Work instruction: Leave out the pictures and copy each record below exactly.

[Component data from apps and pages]
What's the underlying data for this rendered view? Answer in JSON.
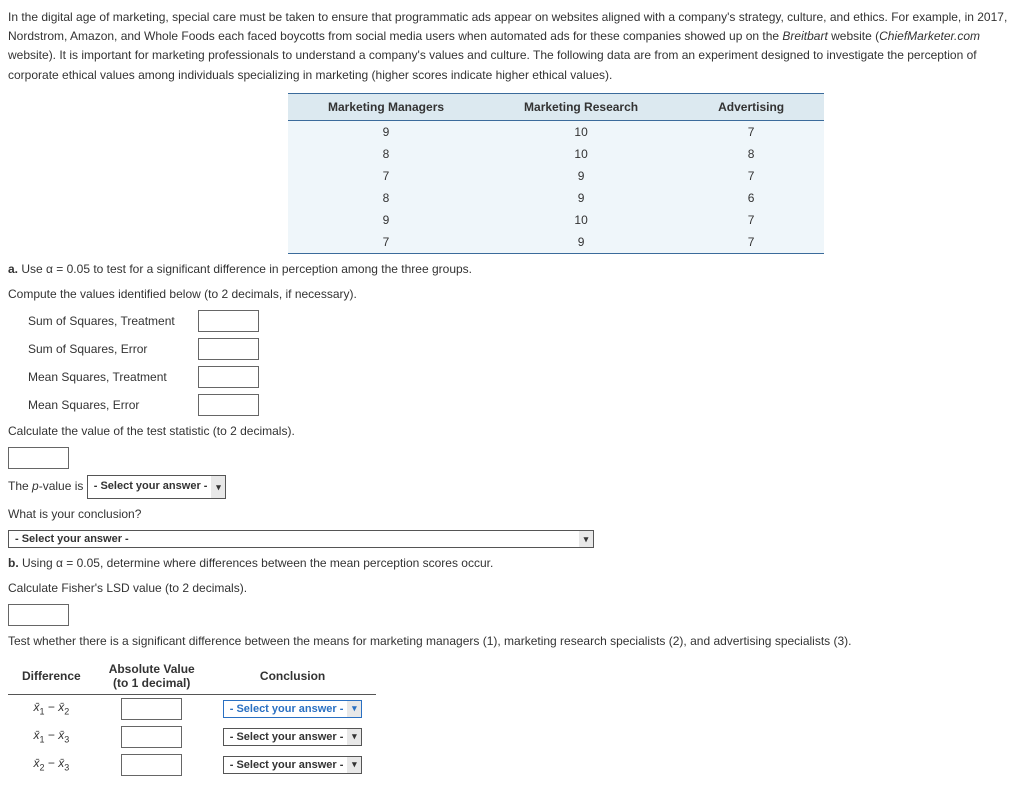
{
  "intro": {
    "p1_a": "In the digital age of marketing, special care must be taken to ensure that programmatic ads appear on websites aligned with a company's strategy, culture, and ethics. For example, in ",
    "year": "2017",
    "p1_b": ", Nordstrom, Amazon, and Whole Foods each faced boycotts from social media users when automated ads for these companies showed up on the ",
    "site": "Breitbart",
    "p1_c": " website (",
    "source": "ChiefMarketer.com",
    "p1_d": " website). It is important for marketing professionals to understand a company's values and culture. The following data are from an experiment designed to investigate the perception of corporate ethical values among individuals specializing in marketing (higher scores indicate higher ethical values)."
  },
  "table": {
    "headers": [
      "Marketing Managers",
      "Marketing Research",
      "Advertising"
    ],
    "rows": [
      [
        "9",
        "10",
        "7"
      ],
      [
        "8",
        "10",
        "8"
      ],
      [
        "7",
        "9",
        "7"
      ],
      [
        "8",
        "9",
        "6"
      ],
      [
        "9",
        "10",
        "7"
      ],
      [
        "7",
        "9",
        "7"
      ]
    ]
  },
  "a": {
    "q1_a": "a. ",
    "q1_b": "Use α = 0.05 to test for a significant difference in perception among the three groups.",
    "q2": "Compute the values identified below (to 2 decimals, if necessary).",
    "labels": {
      "sst": "Sum of Squares, Treatment",
      "sse": "Sum of Squares, Error",
      "mst": "Mean Squares, Treatment",
      "mse": "Mean Squares, Error"
    },
    "calc": "Calculate the value of the test statistic (to 2 decimals).",
    "pval_a": "The ",
    "pval_p": "p",
    "pval_b": "-value is ",
    "select_ph": "- Select your answer -",
    "concl": "What is your conclusion?"
  },
  "b": {
    "intro": "b. Using α = 0.05, determine where differences between the mean perception scores occur.",
    "calc": "Calculate Fisher's LSD value (to 2 decimals).",
    "test": "Test whether there is a significant difference between the means for marketing managers (1), marketing research specialists (2), and advertising specialists (3).",
    "headers": {
      "diff": "Difference",
      "abs_a": "Absolute Value",
      "abs_b": "(to 1 decimal)",
      "concl": "Conclusion"
    },
    "rows": [
      {
        "a": "1",
        "b": "2"
      },
      {
        "a": "1",
        "b": "3"
      },
      {
        "a": "2",
        "b": "3"
      }
    ]
  }
}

Finished task:
What's the underlying data for this rendered view? Answer in JSON.
{
  "intro": {
    "p1_a": "In the digital age of marketing, special care must be taken to ensure that programmatic ads appear on websites aligned with a company's strategy, culture, and ethics. For example, in ",
    "year": "2017",
    "p1_b": ", Nordstrom, Amazon, and Whole Foods each faced boycotts from social media users when automated ads for these companies showed up on the ",
    "site": "Breitbart",
    "p1_c": " website (",
    "source": "ChiefMarketer.com",
    "p1_d": " website). It is important for marketing professionals to understand a company's values and culture. The following data are from an experiment designed to investigate the perception of corporate ethical values among individuals specializing in marketing (higher scores indicate higher ethical values)."
  },
  "table": {
    "headers": [
      "Marketing Managers",
      "Marketing Research",
      "Advertising"
    ],
    "rows": [
      [
        "9",
        "10",
        "7"
      ],
      [
        "8",
        "10",
        "8"
      ],
      [
        "7",
        "9",
        "7"
      ],
      [
        "8",
        "9",
        "6"
      ],
      [
        "9",
        "10",
        "7"
      ],
      [
        "7",
        "9",
        "7"
      ]
    ]
  },
  "a": {
    "q1_a": "a. ",
    "q1_b": "Use α = 0.05 to test for a significant difference in perception among the three groups.",
    "q2": "Compute the values identified below (to 2 decimals, if necessary).",
    "labels": {
      "sst": "Sum of Squares, Treatment",
      "sse": "Sum of Squares, Error",
      "mst": "Mean Squares, Treatment",
      "mse": "Mean Squares, Error"
    },
    "calc": "Calculate the value of the test statistic (to 2 decimals).",
    "pval_a": "The ",
    "pval_p": "p",
    "pval_b": "-value is ",
    "select_ph": "- Select your answer -",
    "concl": "What is your conclusion?"
  },
  "b": {
    "intro": "b. Using α = 0.05, determine where differences between the mean perception scores occur.",
    "calc": "Calculate Fisher's LSD value (to 2 decimals).",
    "test": "Test whether there is a significant difference between the means for marketing managers (1), marketing research specialists (2), and advertising specialists (3).",
    "headers": {
      "diff": "Difference",
      "abs_a": "Absolute Value",
      "abs_b": "(to 1 decimal)",
      "concl": "Conclusion"
    },
    "rows": [
      {
        "a": "1",
        "b": "2"
      },
      {
        "a": "1",
        "b": "3"
      },
      {
        "a": "2",
        "b": "3"
      }
    ]
  }
}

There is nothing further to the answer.